++++ Data

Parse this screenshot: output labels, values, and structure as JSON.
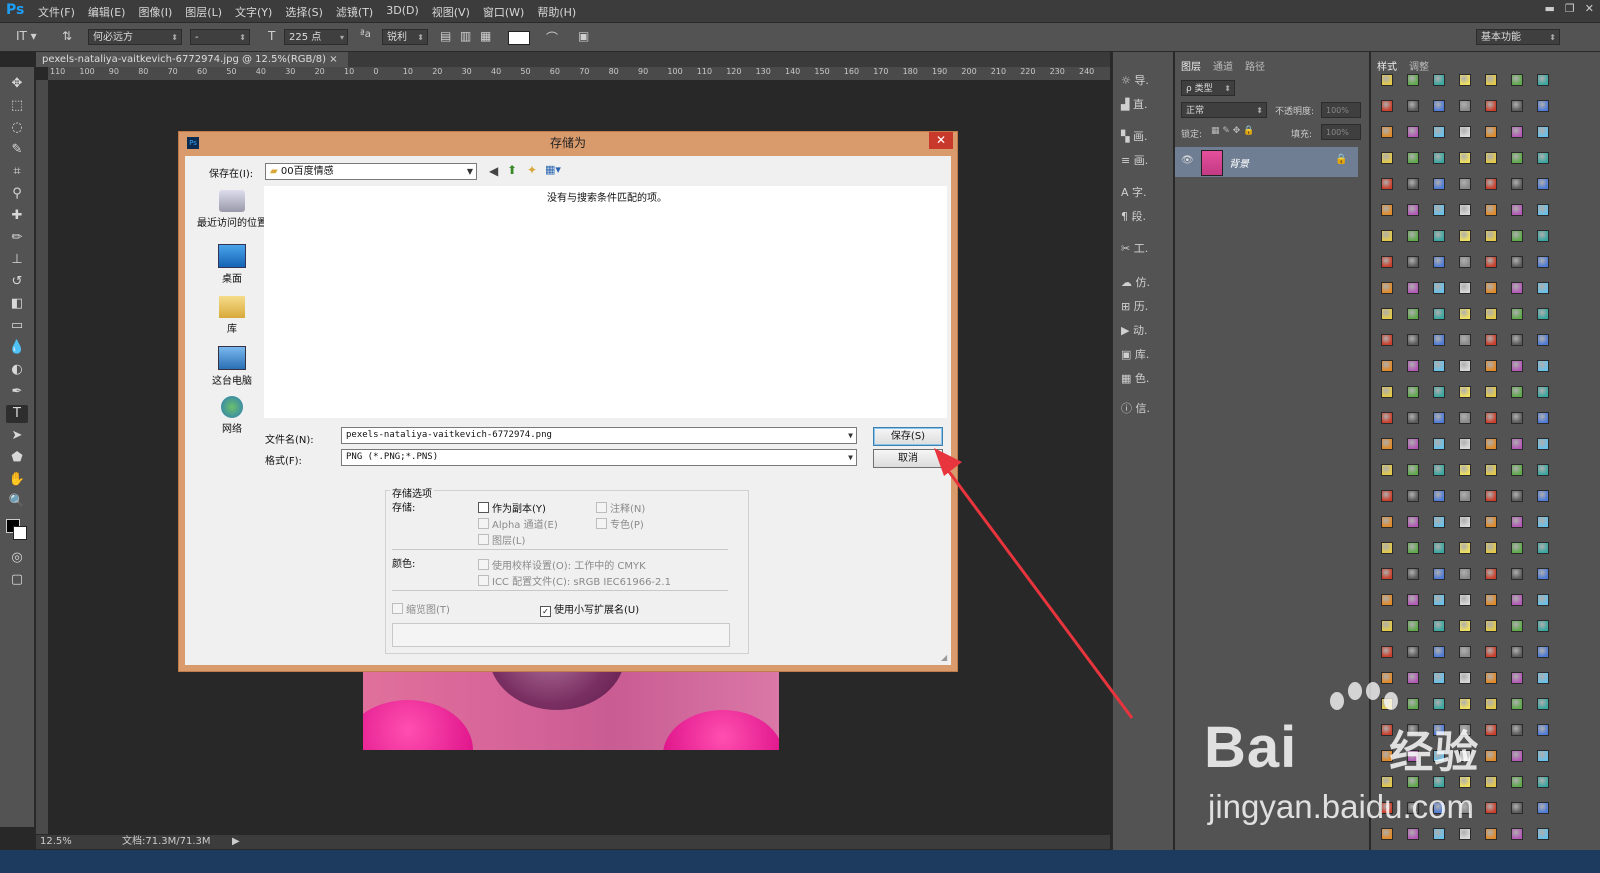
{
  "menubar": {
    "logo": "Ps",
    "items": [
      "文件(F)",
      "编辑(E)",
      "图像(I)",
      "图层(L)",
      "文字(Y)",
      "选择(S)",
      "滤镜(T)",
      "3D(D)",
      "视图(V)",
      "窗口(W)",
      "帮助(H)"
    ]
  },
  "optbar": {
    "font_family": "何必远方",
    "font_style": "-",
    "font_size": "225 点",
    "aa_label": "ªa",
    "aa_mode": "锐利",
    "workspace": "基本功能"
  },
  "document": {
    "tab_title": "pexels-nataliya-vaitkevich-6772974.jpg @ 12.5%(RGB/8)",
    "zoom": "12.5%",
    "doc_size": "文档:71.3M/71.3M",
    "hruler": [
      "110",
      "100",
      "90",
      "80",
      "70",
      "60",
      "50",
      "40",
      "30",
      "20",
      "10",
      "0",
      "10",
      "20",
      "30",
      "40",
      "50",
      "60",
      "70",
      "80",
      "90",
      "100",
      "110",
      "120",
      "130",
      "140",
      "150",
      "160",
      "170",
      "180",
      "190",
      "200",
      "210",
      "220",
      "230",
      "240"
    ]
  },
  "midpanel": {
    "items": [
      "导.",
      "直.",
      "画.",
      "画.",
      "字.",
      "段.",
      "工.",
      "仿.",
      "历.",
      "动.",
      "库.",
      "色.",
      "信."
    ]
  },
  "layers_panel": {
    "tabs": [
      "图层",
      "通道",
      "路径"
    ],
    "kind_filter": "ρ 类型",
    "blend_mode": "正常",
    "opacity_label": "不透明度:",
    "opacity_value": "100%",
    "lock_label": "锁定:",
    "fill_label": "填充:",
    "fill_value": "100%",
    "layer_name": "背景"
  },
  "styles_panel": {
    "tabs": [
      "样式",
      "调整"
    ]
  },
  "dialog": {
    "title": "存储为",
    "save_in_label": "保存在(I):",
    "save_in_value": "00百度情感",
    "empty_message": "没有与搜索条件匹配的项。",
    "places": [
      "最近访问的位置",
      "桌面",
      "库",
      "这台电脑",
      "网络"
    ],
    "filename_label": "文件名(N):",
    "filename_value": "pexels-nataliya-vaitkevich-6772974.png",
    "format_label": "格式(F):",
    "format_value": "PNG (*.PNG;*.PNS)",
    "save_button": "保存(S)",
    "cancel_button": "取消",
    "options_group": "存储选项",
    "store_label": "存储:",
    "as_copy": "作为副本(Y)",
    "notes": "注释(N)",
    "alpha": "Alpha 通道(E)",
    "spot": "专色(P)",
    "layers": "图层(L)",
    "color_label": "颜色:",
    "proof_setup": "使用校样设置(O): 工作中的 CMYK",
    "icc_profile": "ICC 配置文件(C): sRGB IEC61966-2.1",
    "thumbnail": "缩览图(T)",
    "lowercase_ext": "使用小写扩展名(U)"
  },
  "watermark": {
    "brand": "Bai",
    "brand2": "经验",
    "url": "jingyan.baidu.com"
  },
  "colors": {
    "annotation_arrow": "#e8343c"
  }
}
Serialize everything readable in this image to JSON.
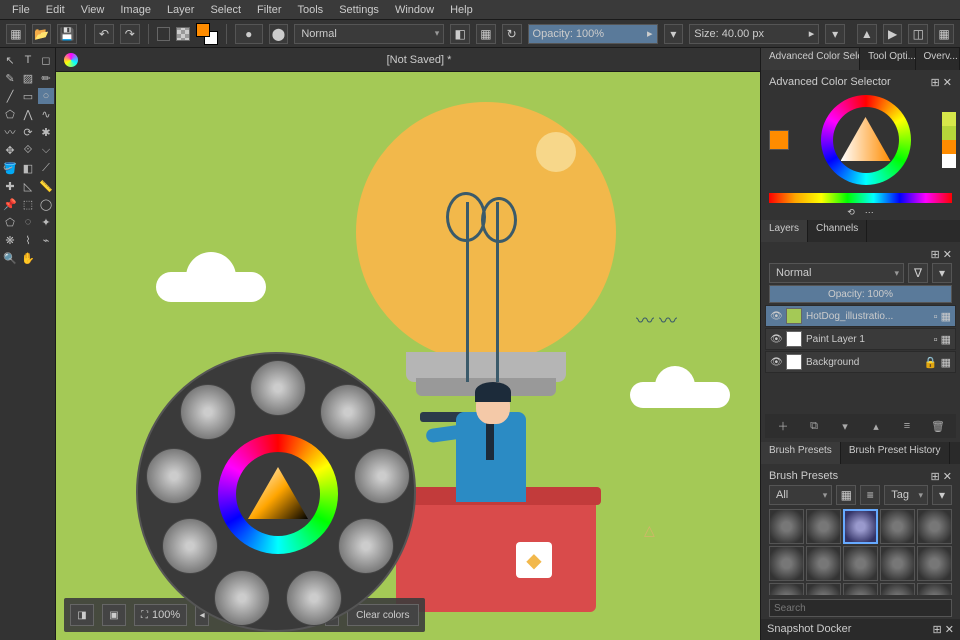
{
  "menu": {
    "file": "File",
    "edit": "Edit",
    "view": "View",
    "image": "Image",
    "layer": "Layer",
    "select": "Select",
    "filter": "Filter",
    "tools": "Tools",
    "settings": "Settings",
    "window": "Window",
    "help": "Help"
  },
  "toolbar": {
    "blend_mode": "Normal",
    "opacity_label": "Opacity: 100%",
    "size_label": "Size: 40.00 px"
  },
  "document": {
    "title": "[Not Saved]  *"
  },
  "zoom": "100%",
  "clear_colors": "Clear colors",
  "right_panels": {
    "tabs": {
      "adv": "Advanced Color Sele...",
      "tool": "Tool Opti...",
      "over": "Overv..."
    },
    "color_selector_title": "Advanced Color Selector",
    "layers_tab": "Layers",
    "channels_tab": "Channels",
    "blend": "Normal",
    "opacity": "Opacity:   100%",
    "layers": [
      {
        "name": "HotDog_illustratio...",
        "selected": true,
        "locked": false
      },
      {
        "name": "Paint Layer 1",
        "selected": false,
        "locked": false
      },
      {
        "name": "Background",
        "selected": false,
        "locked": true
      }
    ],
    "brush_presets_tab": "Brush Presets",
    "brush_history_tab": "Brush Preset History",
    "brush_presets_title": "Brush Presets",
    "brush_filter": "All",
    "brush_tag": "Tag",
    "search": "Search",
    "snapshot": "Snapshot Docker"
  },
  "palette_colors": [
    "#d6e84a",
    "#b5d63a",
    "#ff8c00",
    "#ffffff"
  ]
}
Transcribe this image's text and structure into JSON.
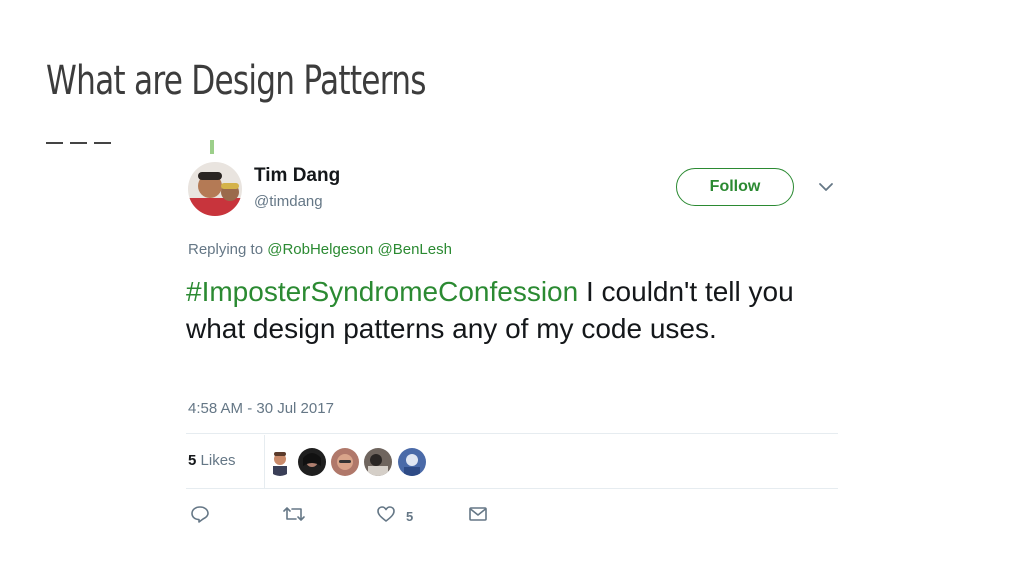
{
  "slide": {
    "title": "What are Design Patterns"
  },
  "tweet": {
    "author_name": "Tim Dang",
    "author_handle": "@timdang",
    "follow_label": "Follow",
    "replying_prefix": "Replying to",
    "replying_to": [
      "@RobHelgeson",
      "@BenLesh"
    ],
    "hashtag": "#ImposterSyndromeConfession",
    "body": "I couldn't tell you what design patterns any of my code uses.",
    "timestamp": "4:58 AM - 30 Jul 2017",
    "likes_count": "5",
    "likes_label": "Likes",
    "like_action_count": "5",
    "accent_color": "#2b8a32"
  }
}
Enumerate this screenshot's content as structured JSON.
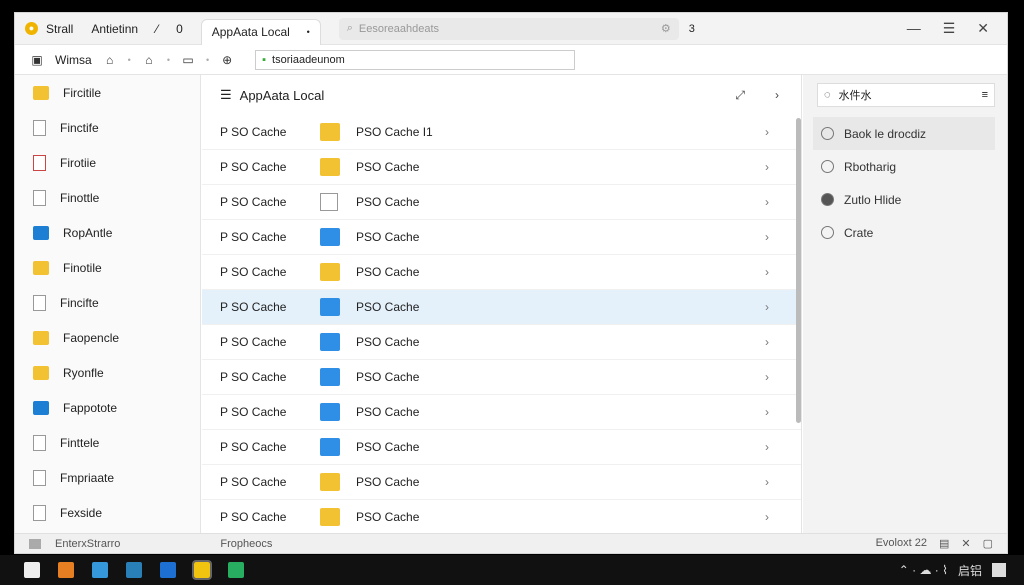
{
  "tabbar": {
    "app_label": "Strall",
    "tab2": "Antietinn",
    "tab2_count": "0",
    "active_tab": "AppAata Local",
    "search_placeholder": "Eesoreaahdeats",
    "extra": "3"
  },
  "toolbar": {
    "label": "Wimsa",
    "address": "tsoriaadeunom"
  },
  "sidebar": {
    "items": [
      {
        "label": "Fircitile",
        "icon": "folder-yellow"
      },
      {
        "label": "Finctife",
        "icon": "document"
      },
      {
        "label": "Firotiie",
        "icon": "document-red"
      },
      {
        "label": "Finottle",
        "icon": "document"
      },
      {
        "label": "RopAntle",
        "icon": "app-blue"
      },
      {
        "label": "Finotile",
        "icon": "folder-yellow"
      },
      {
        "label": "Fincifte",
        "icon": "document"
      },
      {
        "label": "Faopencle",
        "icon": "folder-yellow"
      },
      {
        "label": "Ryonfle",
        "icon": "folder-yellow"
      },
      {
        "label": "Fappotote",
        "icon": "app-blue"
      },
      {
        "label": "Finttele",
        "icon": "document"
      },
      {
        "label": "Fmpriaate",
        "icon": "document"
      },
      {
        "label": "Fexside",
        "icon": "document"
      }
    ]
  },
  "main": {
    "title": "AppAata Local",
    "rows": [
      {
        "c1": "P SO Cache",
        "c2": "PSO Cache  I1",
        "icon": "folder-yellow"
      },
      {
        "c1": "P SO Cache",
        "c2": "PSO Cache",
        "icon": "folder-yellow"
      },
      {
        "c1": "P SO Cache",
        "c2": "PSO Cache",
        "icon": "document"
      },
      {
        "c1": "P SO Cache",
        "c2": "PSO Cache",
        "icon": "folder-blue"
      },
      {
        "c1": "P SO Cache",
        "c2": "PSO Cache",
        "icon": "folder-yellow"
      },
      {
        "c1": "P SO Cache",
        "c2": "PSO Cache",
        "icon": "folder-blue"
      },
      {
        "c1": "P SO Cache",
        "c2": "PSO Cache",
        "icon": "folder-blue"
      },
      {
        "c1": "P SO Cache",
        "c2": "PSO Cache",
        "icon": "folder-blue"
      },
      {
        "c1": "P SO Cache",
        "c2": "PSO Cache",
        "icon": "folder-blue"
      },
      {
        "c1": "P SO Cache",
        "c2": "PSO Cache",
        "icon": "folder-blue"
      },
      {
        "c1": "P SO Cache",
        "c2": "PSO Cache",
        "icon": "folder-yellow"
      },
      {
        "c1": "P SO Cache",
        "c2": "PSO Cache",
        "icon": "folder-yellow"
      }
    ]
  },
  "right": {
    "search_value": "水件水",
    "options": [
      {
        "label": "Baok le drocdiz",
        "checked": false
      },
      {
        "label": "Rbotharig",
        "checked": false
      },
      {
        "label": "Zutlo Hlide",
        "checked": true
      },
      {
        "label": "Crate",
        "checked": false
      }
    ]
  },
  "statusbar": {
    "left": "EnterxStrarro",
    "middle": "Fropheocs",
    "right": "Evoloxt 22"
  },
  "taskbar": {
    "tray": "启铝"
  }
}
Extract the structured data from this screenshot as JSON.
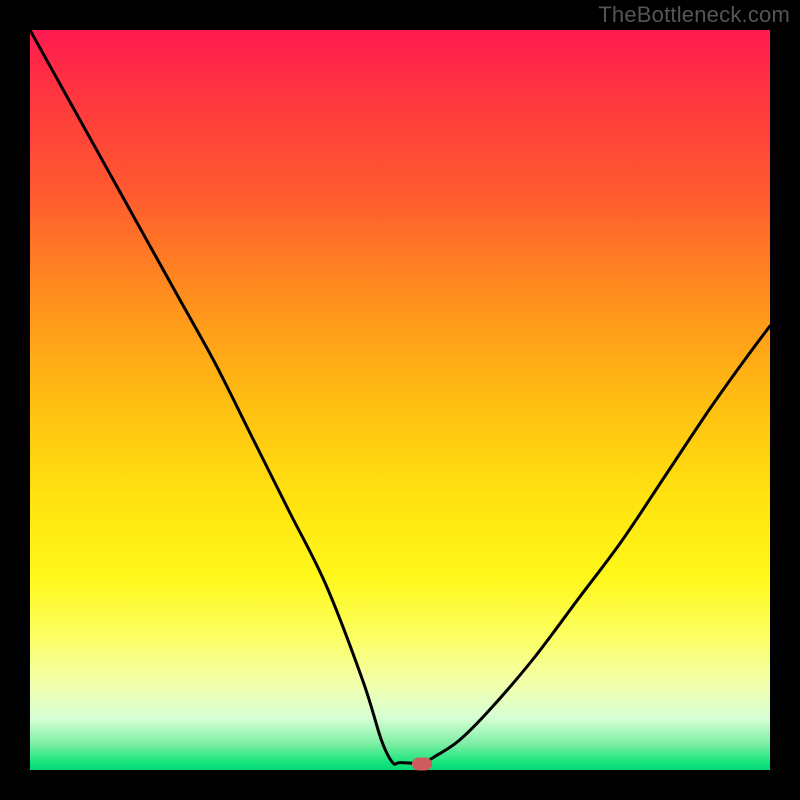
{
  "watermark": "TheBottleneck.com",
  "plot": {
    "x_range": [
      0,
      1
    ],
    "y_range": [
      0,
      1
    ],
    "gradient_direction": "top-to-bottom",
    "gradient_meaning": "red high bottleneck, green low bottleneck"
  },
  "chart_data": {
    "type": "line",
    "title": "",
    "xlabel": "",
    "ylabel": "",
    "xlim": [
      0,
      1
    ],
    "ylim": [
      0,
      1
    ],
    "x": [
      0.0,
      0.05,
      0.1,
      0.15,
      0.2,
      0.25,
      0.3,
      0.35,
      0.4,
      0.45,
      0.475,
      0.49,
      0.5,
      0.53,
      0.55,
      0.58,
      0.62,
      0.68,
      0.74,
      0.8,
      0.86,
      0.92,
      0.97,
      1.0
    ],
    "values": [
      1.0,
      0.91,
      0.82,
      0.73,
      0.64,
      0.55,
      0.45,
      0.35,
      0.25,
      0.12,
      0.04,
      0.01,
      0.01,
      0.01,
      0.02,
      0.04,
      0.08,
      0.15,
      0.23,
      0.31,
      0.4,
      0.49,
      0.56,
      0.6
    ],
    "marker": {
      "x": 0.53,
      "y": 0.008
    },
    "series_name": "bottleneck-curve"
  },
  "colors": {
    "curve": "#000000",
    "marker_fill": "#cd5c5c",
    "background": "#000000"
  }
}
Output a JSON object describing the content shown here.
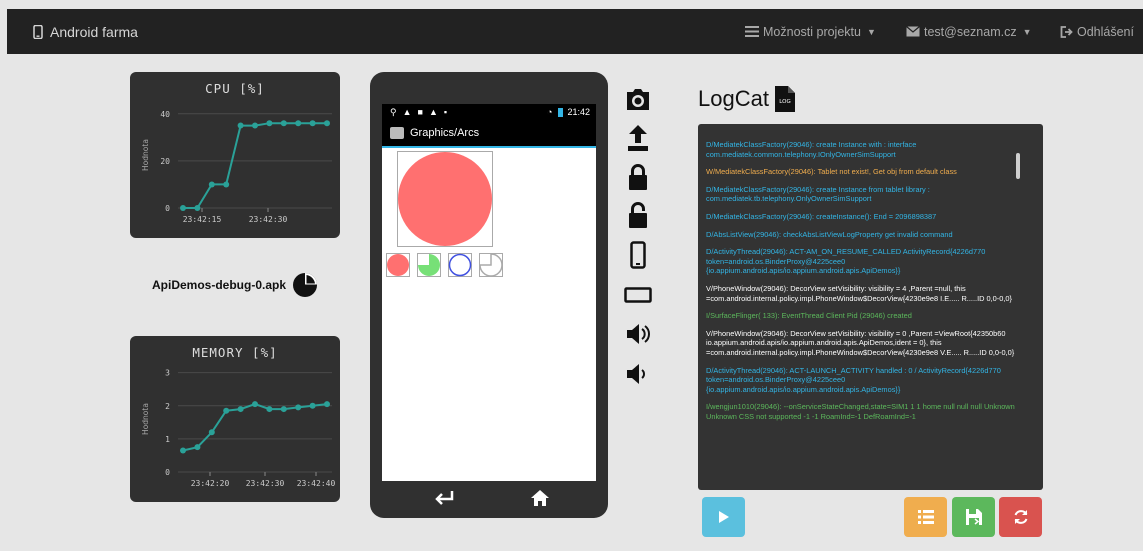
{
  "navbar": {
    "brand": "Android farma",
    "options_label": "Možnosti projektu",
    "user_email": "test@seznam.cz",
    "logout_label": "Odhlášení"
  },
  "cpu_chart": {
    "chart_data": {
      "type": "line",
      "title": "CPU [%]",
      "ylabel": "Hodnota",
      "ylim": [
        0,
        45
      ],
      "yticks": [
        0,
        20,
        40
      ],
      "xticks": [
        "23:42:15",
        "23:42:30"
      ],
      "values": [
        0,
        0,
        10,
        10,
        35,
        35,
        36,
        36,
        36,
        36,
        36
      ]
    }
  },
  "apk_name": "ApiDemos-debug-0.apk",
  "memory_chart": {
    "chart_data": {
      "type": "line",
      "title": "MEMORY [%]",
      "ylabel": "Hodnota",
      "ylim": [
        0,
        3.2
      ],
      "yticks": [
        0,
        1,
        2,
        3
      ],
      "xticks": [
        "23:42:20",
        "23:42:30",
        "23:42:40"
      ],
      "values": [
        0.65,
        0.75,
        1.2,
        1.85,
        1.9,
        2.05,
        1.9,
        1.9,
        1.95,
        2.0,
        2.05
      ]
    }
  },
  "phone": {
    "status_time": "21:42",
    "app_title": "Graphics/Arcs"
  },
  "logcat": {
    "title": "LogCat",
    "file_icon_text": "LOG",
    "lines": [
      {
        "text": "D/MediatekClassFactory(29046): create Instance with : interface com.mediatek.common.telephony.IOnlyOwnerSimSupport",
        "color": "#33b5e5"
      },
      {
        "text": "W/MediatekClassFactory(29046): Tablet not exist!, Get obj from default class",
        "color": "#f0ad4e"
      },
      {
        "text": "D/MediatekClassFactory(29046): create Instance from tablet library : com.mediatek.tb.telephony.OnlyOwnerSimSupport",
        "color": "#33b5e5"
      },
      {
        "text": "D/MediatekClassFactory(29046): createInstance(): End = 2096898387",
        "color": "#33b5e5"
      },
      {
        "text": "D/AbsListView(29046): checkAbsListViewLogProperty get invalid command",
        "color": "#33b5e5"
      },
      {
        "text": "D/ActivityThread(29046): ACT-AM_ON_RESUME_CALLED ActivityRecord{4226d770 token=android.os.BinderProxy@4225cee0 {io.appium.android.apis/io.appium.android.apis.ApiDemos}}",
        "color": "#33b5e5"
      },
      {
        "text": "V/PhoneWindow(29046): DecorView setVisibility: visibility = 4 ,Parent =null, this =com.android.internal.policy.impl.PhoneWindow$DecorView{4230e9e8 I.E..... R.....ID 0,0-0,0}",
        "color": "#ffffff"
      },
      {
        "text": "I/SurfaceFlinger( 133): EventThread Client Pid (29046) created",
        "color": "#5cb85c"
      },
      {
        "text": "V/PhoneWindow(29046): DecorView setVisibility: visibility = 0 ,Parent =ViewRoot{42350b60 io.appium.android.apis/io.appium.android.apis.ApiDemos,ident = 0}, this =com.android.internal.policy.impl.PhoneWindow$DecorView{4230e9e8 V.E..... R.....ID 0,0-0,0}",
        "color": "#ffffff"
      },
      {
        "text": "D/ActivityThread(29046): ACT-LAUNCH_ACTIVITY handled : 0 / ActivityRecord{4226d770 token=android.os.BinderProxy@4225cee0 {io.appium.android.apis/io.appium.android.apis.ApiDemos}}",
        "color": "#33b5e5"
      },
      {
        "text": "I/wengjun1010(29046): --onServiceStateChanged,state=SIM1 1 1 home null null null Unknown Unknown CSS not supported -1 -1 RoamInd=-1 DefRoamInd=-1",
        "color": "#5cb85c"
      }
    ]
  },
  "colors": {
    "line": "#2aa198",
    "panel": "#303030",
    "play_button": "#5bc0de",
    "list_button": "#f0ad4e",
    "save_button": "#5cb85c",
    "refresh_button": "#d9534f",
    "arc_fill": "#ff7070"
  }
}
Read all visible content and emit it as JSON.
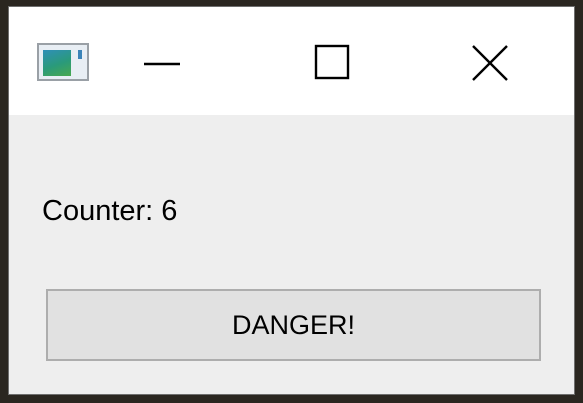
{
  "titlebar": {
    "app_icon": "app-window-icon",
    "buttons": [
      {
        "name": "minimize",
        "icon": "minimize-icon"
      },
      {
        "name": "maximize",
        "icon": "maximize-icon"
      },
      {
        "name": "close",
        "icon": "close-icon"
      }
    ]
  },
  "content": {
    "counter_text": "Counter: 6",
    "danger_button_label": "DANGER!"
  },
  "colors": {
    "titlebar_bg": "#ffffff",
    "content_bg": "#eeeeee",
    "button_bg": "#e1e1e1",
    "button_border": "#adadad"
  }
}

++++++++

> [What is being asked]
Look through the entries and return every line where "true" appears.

> [Reply]
        "selected": true,
        "locked": true
        "checked": true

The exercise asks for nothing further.